11 answers Last reply Best Answer
More about revised 900ish build advice
  1. You may want to get the 2500k if you want a bigger overclock. The biggest improvement with ivy bridge is the onboard video, but you're using a separate card. I would get this power supply instead of the seasonic: rosewill green series 630w for $64.99 shipped at newegg (link broken). This particular rosewill model gets excellent reviews, has 50 amps on the 12v rail, and is $5 cheaper with free shipping.
  2. ^ Ivy also has better performance, slightly. Ivy also saves more power. The overclocking differential is unnoticeable.

    Another thing, you could do so much better than that build. You could actually get a motherboard that Crossfire's at 8x/8x and a PSU that'd allow you to SLI/CF the 7850.

    Check out my $850 build here:
    Gives you a board running 8x/8x, a PSU that'll allow you to CF the 7850. You might disagree with the Z68 board I suggest but Z68 vs Z77 has 0 difference in performance and overclocking. Z77 just has native PCI 3.0 and USB 3.0. But in benches the Z68 vs Z77 you couldn't tell the difference. Plus the board I recommend has PCI 3.0 w/ Gen3 and USB 3.0 slots anyways.

    I don't know, but those temp differentials look pretty substantial to me. I'd rather have a 2500K than 3570K if that reporting is to be believed. Not to mention the 2500K is a little bit cheaper. As far as the less power consumption, the difference at best I couldn't imagine would translate to more than a penny or two a day on an electric bill. Theres the power consumption info. Stock to stock theres less power usage, but under overclocking, they both get equally thirsty.
    Temps are fairly close to me, the review also said that the i5 3570K was a good alternate for the i5 2500K, not a huge step forward but a step nonetheless.
    Also although temps are high, IB can still overclock well. Intel stated that although the temps are high, it is because IB can handle the heat better than SB. Also the performance is not GREATLY but still increased over the SB chips.
  5. Best answer
    Yea, the stock temps are close, but under overclocking is where they get toasty. Seems awful hot to me. I dunno man, seems to me since the 3570K isn't worth the extra $20 bucks over the 2500K, whether it can handle the hotter temps or not, and I'm sure it probably can. To me 6 percent is just lame, remember when Pokemon gameboy was popular? Was there really a point to buying the Yellow Pikachu edition if you already had Blue or Red? Well duh!, you get Pikachu to follow you around! *facepalm*.. Intel originally said they expected 20% improvement out of Ivy over Sandy. If they had of delivered, then maybe they could justify the increased price. I don't like the trend I'm seeing, AMD is being crushed and Intel to me is already showing us what they plan to do if they secure the monopoly.

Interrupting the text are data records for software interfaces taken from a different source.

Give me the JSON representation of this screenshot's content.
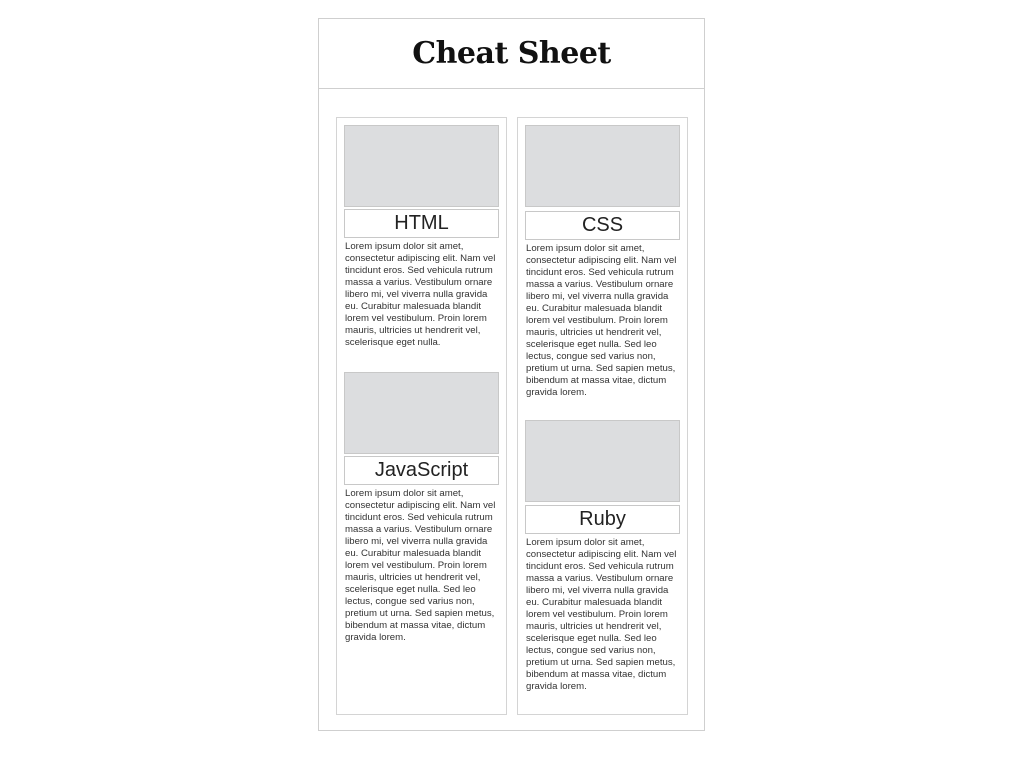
{
  "header": {
    "title": "Cheat Sheet"
  },
  "cards": {
    "html": {
      "title": "HTML",
      "body": "Lorem ipsum dolor sit amet, consectetur adipiscing elit. Nam vel tincidunt eros. Sed vehicula rutrum massa a varius. Vestibulum ornare libero mi, vel viverra nulla gravida eu. Curabitur malesuada blandit lorem vel vestibulum. Proin lorem mauris, ultricies ut hendrerit vel, scelerisque eget nulla."
    },
    "javascript": {
      "title": "JavaScript",
      "body": "Lorem ipsum dolor sit amet, consectetur adipiscing elit. Nam vel tincidunt eros. Sed vehicula rutrum massa a varius. Vestibulum ornare libero mi, vel viverra nulla gravida eu. Curabitur malesuada blandit lorem vel vestibulum. Proin lorem mauris, ultricies ut hendrerit vel, scelerisque eget nulla. Sed leo lectus, congue sed varius non, pretium ut urna. Sed sapien metus, bibendum at massa vitae, dictum gravida lorem."
    },
    "css": {
      "title": "CSS",
      "body": "Lorem ipsum dolor sit amet, consectetur adipiscing elit. Nam vel tincidunt eros. Sed vehicula rutrum massa a varius. Vestibulum ornare libero mi, vel viverra nulla gravida eu. Curabitur malesuada blandit lorem vel vestibulum. Proin lorem mauris, ultricies ut hendrerit vel, scelerisque eget nulla. Sed leo lectus, congue sed varius non, pretium ut urna. Sed sapien metus, bibendum at massa vitae, dictum gravida lorem."
    },
    "ruby": {
      "title": "Ruby",
      "body": "Lorem ipsum dolor sit amet, consectetur adipiscing elit. Nam vel tincidunt eros. Sed vehicula rutrum massa a varius. Vestibulum ornare libero mi, vel viverra nulla gravida eu. Curabitur malesuada blandit lorem vel vestibulum. Proin lorem mauris, ultricies ut hendrerit vel, scelerisque eget nulla. Sed leo lectus, congue sed varius non, pretium ut urna. Sed sapien metus, bibendum at massa vitae, dictum gravida lorem."
    }
  }
}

    In all seriousness, on the heat issue The question is, how much does the extra temperature contribute to heating up the inside of a computer case? I'd admit I honestly don't know, so I'm asking LOL.
  6. ? Really, I think Intel said 10% since it was only going to be a die-shrink but not an arch change.

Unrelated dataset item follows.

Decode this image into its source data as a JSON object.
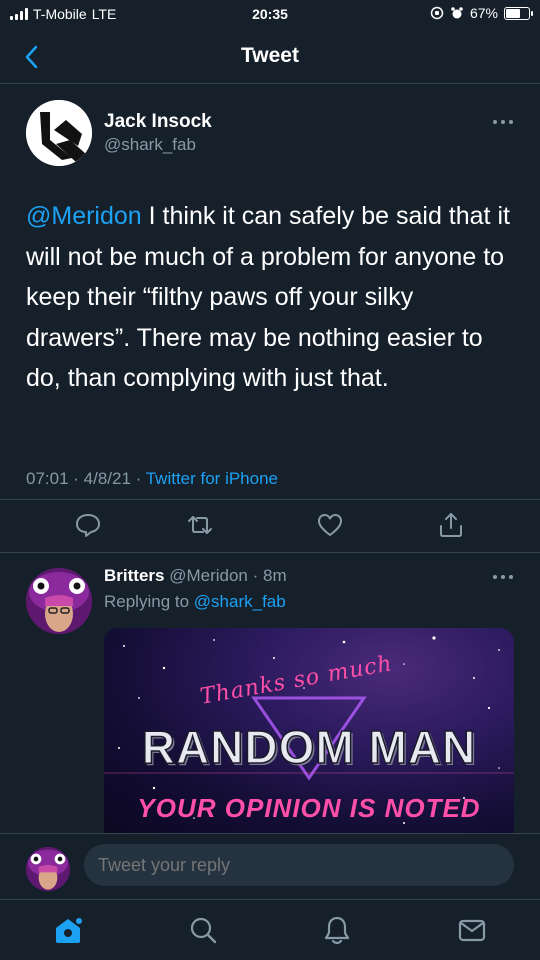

    I think the air flow of the case would highly determine that.
  7. You're looking at the wrong report. That's for Ivy Bridge mobile.
    IB did improve that much on the mobile side.
  8. Ah, I see said the blind man to his deaf daughter!

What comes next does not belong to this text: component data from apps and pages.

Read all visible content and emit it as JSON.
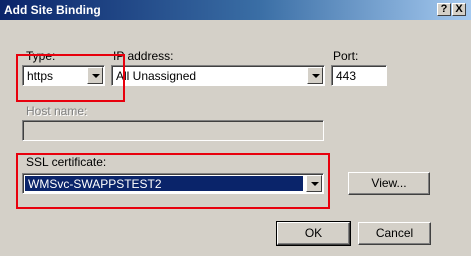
{
  "window": {
    "title": "Add Site Binding",
    "help_label": "?",
    "close_label": "X"
  },
  "type": {
    "label": "Type:",
    "value": "https"
  },
  "ip_address": {
    "label": "IP address:",
    "value": "All Unassigned"
  },
  "port": {
    "label": "Port:",
    "value": "443"
  },
  "host_name": {
    "label": "Host name:",
    "value": ""
  },
  "ssl_certificate": {
    "label": "SSL certificate:",
    "value": "WMSvc-SWAPPSTEST2"
  },
  "buttons": {
    "view": "View...",
    "ok": "OK",
    "cancel": "Cancel"
  },
  "colors": {
    "title_bar": "#0a246a",
    "dialog_bg": "#d4d0c8",
    "selection": "#0a246a",
    "highlight_box": "#e8000d"
  }
}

    Well from the mobile market, if I were buying a laptop, I'd still be looking for a Llano. The CPUs are stronger, but Intel onboard graphics still aren't ready for primetime. But I digress, thanks for pointing that out, I took it to mean he was saying Ivy Bridge Desktops would be 20 percent more. I've seen people on the forum throw that figure around, but hey, thats why you check your sources!
  9. Llano is nice no doubt. But for people with just productivity Ivy is where it is at. I think Trinity's replacement for mobile platform is where I'll buy a laptop. AMD is pretty decent in mobile with recent Trinity benchmarks so we'll see.

    But if I buy now, I'd probably go for an ultrabook for my CS5 work and the size and yeah. That or go Trinity.
  10. Best answer selected by xelda.
Ask a new question

Read More

Homebuilt Systems